__Prompt__:
An exact repetition of every entry, with no images, is the required answer.

__Data extracts__:

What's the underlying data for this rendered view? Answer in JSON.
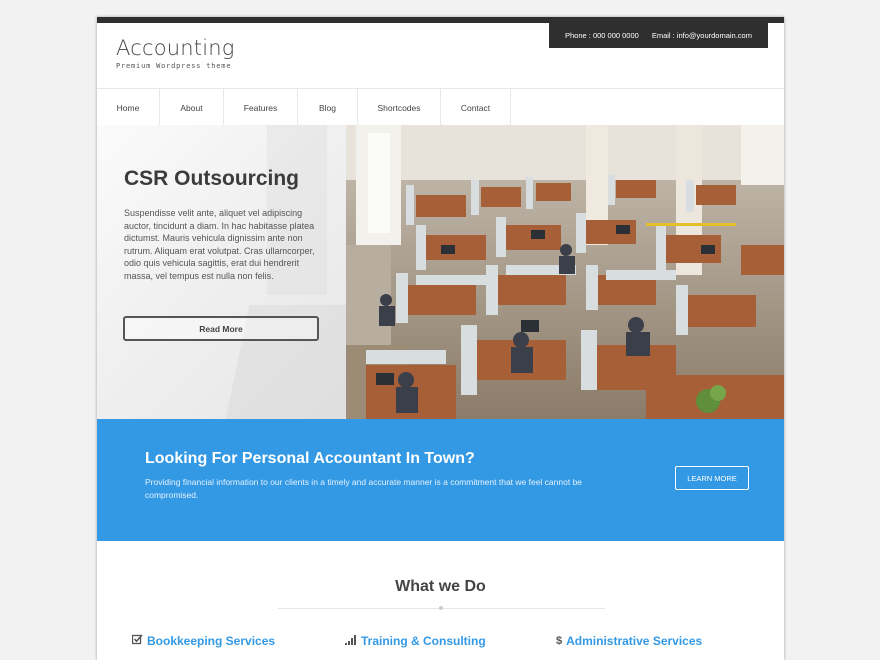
{
  "header": {
    "phone": "Phone : 000 000 0000",
    "email": "Email : info@yourdomain.com",
    "logo_title": "Accounting",
    "logo_subtitle": "Premium Wordpress theme"
  },
  "nav": {
    "items": [
      "Home",
      "About",
      "Features",
      "Blog",
      "Shortcodes",
      "Contact"
    ]
  },
  "hero": {
    "title": "CSR Outsourcing",
    "text": "Suspendisse velit ante, aliquet vel adipiscing auctor, tincidunt a diam. In hac habitasse platea dictumst. Mauris vehicula dignissim ante non rutrum. Aliquam erat volutpat. Cras ullamcorper, odio quis vehicula sagittis, erat dui hendrerit massa, vel tempus est nulla non felis.",
    "button": "Read More",
    "image": "office-cubicles-photo"
  },
  "banner": {
    "title": "Looking For Personal Accountant In Town?",
    "text": "Providing financial information to our clients in a timely and accurate manner is a commitment that we feel cannot be compromised.",
    "button": "LEARN MORE",
    "color": "#3399e5"
  },
  "services": {
    "title": "What we Do",
    "items": [
      {
        "label": "Bookkeeping Services",
        "icon": "checkbox-icon"
      },
      {
        "label": "Training & Consulting",
        "icon": "signal-bars-icon"
      },
      {
        "label": "Administrative Services",
        "icon": "dollar-icon"
      }
    ]
  }
}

__Finished task__:
What's the underlying data for this rendered view? Answer in JSON.
{
  "header": {
    "phone": "Phone : 000 000 0000",
    "email": "Email : info@yourdomain.com",
    "logo_title": "Accounting",
    "logo_subtitle": "Premium Wordpress theme"
  },
  "nav": {
    "items": [
      "Home",
      "About",
      "Features",
      "Blog",
      "Shortcodes",
      "Contact"
    ]
  },
  "hero": {
    "title": "CSR Outsourcing",
    "text": "Suspendisse velit ante, aliquet vel adipiscing auctor, tincidunt a diam. In hac habitasse platea dictumst. Mauris vehicula dignissim ante non rutrum. Aliquam erat volutpat. Cras ullamcorper, odio quis vehicula sagittis, erat dui hendrerit massa, vel tempus est nulla non felis.",
    "button": "Read More",
    "image": "office-cubicles-photo"
  },
  "banner": {
    "title": "Looking For Personal Accountant In Town?",
    "text": "Providing financial information to our clients in a timely and accurate manner is a commitment that we feel cannot be compromised.",
    "button": "LEARN MORE",
    "color": "#3399e5"
  },
  "services": {
    "title": "What we Do",
    "items": [
      {
        "label": "Bookkeeping Services",
        "icon": "checkbox-icon"
      },
      {
        "label": "Training & Consulting",
        "icon": "signal-bars-icon"
      },
      {
        "label": "Administrative Services",
        "icon": "dollar-icon"
      }
    ]
  }
}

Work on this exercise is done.